» Excerpted data
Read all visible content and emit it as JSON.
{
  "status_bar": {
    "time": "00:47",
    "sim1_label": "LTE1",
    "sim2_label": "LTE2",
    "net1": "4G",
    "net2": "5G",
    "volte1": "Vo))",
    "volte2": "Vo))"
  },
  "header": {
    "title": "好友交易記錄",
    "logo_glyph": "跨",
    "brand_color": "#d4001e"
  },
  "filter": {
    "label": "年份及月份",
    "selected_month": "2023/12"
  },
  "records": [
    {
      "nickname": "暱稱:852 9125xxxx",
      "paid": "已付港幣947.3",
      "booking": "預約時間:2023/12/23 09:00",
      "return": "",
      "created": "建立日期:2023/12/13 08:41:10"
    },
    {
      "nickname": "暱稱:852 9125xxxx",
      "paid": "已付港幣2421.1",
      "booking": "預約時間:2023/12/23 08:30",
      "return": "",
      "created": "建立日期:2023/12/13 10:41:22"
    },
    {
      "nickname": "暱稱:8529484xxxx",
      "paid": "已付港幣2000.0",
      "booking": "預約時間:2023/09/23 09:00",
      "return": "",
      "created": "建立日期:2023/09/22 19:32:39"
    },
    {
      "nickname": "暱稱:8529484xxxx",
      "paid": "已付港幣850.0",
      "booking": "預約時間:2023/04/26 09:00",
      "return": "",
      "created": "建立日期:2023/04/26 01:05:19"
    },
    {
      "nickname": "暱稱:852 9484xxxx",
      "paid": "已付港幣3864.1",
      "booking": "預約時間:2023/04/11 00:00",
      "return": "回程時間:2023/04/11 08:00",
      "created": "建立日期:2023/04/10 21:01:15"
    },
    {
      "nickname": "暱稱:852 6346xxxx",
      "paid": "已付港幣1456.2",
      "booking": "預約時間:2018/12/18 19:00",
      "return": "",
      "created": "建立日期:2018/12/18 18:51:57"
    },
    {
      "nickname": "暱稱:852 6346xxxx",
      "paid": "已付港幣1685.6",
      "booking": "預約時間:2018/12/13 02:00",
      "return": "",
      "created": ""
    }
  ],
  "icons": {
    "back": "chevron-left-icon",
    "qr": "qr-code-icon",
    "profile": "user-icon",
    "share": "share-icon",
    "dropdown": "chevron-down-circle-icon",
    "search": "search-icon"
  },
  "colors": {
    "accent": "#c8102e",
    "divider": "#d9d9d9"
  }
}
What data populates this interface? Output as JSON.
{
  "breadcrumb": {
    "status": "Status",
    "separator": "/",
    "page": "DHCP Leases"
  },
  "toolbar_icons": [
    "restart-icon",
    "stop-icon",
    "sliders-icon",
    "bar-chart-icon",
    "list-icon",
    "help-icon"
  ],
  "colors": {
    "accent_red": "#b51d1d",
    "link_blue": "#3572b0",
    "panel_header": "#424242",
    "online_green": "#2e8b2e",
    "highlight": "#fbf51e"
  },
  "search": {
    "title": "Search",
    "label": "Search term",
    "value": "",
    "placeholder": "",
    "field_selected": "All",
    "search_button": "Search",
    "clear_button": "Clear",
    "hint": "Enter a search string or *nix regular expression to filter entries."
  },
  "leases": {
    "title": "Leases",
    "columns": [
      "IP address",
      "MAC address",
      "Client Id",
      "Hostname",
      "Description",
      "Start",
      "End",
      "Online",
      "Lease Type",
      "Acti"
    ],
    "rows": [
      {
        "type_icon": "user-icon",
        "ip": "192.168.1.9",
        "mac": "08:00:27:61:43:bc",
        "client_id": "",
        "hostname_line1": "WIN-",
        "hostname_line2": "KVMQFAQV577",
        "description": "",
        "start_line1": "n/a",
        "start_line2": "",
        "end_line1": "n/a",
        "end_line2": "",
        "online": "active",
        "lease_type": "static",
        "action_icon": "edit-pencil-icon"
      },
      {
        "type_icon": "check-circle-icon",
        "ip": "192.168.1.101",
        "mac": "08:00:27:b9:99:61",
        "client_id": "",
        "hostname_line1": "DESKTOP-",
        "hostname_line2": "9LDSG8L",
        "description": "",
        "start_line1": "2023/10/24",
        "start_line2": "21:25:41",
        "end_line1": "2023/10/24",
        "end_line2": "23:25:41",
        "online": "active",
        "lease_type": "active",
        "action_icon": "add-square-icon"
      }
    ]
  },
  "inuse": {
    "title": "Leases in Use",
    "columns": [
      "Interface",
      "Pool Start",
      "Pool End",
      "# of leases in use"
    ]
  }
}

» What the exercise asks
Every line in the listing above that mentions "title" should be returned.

» Exercise result
    "title": "好友交易記錄",
    "title": "Search",
    "title": "Leases",
    "title": "Leases in Use",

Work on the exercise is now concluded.